Dimma - Stigmata

  1. Rosebud
  2. Mama
  3. Dimmey
  4. Stigmata
  5. U & I
  6. Masterplan
  7. Machina
  8. All The King's Men
  9. Desert Nightwish
  10. Swan Song

Check out www.MySpace.com/dimmarock for info on obtaining this album.

Okay, hands up who has continued to ignore STUK's many mentions of Dimma over the last couple of years. I bet that's most of you reading this. Shame on you. There's a reason I continue to mention the band at every opportunity, and it isn't just the Dennis Dunaway connection, although that's reason enough. The reason is quite simple. They are one of the best bands out there. Period. The first Dimma album was a stunning work full of power, menace, twists and turns. Amazing musicianship and beautifully crafted songs. A musical tour de force that wiped the floor with pretty much everything around when it was released.

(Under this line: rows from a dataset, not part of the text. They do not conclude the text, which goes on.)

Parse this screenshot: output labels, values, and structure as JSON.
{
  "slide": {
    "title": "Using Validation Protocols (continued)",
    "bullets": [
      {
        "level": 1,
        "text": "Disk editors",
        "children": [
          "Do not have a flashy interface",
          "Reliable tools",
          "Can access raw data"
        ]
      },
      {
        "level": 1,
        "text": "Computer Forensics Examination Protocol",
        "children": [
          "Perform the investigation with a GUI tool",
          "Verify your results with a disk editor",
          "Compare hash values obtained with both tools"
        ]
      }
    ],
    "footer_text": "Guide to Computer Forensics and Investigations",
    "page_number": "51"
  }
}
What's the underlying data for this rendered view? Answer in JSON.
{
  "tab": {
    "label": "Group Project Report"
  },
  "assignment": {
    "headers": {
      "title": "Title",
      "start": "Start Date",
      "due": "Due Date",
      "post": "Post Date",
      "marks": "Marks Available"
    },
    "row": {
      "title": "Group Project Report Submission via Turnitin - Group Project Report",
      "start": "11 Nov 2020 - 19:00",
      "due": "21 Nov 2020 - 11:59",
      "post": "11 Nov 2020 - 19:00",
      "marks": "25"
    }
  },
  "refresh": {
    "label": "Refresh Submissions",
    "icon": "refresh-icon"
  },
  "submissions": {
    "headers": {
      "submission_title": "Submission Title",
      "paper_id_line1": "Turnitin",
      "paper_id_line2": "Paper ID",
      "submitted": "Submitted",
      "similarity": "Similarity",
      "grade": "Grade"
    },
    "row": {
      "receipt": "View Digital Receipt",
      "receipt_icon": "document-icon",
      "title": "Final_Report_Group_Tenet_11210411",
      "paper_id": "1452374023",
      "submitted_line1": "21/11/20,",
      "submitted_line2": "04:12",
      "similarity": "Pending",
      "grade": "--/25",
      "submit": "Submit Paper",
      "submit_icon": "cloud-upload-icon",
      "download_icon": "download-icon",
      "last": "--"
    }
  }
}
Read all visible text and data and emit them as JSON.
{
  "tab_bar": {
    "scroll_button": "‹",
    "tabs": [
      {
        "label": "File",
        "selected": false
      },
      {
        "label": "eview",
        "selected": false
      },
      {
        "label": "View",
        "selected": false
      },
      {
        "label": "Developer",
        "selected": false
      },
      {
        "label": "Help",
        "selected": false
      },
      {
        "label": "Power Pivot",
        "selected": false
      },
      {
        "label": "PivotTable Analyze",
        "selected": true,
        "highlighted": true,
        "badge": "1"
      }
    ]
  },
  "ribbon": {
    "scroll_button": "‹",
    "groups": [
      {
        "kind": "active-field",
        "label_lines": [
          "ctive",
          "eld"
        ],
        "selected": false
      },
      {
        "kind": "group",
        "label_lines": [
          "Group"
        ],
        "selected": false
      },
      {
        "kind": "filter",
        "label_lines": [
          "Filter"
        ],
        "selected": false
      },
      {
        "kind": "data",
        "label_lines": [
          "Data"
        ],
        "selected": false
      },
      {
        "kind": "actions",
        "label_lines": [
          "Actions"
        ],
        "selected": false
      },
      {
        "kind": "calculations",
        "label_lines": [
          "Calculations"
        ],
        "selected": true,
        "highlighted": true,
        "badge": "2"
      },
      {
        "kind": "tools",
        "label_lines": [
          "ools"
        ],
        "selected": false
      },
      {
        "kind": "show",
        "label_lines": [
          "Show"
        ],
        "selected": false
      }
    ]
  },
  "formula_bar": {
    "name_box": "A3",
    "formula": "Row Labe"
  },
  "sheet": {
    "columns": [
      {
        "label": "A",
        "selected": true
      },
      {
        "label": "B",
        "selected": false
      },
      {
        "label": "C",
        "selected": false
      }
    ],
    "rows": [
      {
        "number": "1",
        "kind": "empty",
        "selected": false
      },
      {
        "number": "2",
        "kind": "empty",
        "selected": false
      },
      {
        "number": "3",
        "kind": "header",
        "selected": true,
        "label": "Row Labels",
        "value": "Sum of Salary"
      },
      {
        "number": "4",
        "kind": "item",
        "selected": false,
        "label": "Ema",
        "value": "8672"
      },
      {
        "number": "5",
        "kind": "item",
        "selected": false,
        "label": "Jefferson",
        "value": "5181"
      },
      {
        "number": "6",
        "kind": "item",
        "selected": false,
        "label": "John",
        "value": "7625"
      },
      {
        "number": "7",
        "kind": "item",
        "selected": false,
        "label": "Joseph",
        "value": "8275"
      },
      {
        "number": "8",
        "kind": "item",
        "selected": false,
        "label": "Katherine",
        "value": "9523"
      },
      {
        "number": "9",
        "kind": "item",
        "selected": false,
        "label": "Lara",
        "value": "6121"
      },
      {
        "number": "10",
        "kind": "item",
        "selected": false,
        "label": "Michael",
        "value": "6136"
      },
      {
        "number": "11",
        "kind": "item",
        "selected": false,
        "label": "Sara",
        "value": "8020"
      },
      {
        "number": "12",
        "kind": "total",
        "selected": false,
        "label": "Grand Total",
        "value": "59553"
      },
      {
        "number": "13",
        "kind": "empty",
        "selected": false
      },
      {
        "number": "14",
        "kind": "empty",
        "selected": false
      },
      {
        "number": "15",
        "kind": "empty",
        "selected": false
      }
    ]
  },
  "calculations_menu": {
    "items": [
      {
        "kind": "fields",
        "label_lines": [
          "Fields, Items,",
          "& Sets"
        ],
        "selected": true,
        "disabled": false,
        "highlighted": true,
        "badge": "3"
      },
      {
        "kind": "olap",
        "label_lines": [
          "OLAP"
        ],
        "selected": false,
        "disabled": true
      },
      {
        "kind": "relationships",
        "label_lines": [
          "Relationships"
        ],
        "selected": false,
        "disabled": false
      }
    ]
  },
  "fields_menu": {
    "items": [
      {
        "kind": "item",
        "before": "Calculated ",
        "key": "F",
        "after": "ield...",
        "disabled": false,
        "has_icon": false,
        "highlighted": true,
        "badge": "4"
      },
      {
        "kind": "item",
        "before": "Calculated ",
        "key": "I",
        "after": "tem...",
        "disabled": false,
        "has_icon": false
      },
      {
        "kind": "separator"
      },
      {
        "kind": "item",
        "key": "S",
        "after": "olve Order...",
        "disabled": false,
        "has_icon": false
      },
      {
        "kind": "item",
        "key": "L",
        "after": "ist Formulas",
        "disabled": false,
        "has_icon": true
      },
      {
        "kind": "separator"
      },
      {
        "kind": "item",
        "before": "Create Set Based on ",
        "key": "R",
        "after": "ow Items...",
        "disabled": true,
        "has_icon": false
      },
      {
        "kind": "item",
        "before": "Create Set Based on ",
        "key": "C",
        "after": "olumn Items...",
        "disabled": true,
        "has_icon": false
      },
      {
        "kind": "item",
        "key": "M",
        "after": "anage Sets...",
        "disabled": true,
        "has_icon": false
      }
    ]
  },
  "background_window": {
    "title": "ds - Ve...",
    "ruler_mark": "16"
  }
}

Now it's time for volume two, entitled 'Sigmata', on which Dimma simply serve up more of the same, with the added bonus that Dennis actually plays on this one! So you have no excuses this time.

'Sigmata' is a concept album "that begins with a birth and ends on a death note." The concept is reflected on the album cover, which is an actual 3D sonar picture of an unborn baby in it's mother's womb. It's caused some controversy in their home country of Iceland despite the fact the baby girl has now been born and the photo was used with the full permission of the parents.

'Stigmata' opens with 'Rosebud' and it's immediately clear that the band haven't lost any of their power since the first album. The production (again by Silli and Ingo) is superb. The bass pumps, the guitars crunch and Hjalti's vocals are clear and passionate. Play it LOUD!

'Mama' follows, which is actually a cover of fellow Icelandic band The Sugarcubes, but Dimma make it their own. It fits perfectly well with their own material. 'Dimmey' opens with a bass riff which vibrates the floor. Acoustic guitars arrive which sets the mood before the crushing riff comes in. Additional vocals by Elisabet Eyporsdottir add a haunting feel to the piece. All through the album there are distinct suggestions of a Pink Floyd (The Wall) influence coming through.

The title track starts with more acoustic guitar and a Gilmour-esque guitar motif. A slow build up with an eerie atmosphere makes way for a huge Sabbath-like riff. Dimma are masters of using light and shade in their music. Then it takes a sudden left turn as they up the tempo and lift off. There's even an excellent drum break towards the end (with calypso-ish rhythms!) that allows then to launch into the end section.

"U & I" lightens the mood with a more laid back ballad, with that Floyd influence coming through again. More great acoustic playing. 'Masterplan' heavy's things up again, but while Dimma are a heavy band, they never lose sight of the song and the melody. There's also always things going on in the background behind the main riffs and vocals to keep things interesting.

'Machina' returns to the harder stuff. "I'm the master, I am more then a machine, I can be anything that you want me to be". The angular lead guitars run over a crunching riff. 'All The King's Men' continues the feel before we arrive at 'Desert Nightwish', the song Ingo co-wrote with Dennis Dunaway back in 2006 based around a bass riff that Dennis wrote around the time of 'Killer' but was never finished. Dennis himself provides the pulsing basslines. The longest track on the album, here there is again a definite Floyd feel, although it's unlikely that band would ever have made it sound this heavy. More female vocals, this time by Andrea Gylfadottir, float over the music in places and Ingo's guitar work is simply stunning. The song is a real epic that just builds and builds.

While in many ways 'Desert Nightwish' is the big climax of the album, the final track (the "death note" mentioned earlier) is like a epilogue with it's beautiful acoustic guitars and leads, which remind me a great deal of some of the Scorpions early ballads. This leads to an emotive vocal from Hjalti which flows over an almost electronic drum beat and synth washes to great effect before the guitars crash back in, again scorpions-like to take the song to it's end. "you, you'll never love me anyway...."

In case you haven't got the message yet, once again Dimma have created an album that can stand head and shoulders with ANYTHING out there. It's packed with classic material and excellent performances by all concerned. Just buy a copy now! Check out tracks at http://www.MySpace.com/dimmarock.

Dimma are:
Hjalti Omar Agustsson: Lead Vocals
Ingo Geirdal: Guitars, Bass & Piano
Silli Geirdal: Bass, Vocals, Guitars and Keyboards
Bjarki Magnusson: Drums and Percussion